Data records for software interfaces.
==================================================

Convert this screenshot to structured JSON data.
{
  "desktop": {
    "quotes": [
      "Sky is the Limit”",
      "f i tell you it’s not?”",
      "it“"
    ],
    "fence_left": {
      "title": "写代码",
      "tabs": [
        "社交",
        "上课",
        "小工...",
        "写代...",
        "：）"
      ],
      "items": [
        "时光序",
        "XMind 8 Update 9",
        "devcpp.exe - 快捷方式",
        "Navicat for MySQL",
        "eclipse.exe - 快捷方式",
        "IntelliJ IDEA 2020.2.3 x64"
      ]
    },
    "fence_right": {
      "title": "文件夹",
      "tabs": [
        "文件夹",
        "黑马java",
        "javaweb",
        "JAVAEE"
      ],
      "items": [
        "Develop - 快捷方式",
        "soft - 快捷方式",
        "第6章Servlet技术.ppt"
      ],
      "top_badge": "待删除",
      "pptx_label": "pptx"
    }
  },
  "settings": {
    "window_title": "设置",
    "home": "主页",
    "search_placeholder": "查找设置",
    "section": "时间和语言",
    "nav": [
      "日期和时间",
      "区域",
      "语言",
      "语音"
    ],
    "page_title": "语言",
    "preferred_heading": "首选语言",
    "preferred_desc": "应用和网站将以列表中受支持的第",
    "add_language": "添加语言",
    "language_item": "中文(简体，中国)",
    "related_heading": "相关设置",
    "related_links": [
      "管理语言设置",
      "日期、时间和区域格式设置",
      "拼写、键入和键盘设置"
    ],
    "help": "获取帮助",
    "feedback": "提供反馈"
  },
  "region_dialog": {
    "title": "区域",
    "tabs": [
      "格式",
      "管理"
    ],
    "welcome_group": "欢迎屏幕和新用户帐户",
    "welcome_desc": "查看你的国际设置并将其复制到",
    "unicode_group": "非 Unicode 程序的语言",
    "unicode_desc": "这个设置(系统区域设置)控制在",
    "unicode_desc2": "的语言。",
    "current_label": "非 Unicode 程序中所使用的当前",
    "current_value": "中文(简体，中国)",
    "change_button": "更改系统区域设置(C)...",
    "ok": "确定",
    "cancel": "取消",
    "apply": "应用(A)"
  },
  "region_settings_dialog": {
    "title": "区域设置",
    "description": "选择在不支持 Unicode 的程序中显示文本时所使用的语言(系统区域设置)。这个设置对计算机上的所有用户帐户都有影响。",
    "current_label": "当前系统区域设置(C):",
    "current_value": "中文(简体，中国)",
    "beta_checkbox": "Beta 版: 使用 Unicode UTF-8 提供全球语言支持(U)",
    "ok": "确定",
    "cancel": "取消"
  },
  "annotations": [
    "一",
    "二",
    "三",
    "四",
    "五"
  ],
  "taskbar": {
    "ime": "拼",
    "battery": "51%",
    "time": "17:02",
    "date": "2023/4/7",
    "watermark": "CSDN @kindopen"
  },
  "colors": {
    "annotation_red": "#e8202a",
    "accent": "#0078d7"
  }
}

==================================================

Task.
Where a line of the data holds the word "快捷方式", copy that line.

Solution.
        "devcpp.exe - 快捷方式",
        "eclipse.exe - 快捷方式",
        "Develop - 快捷方式",
        "soft - 快捷方式",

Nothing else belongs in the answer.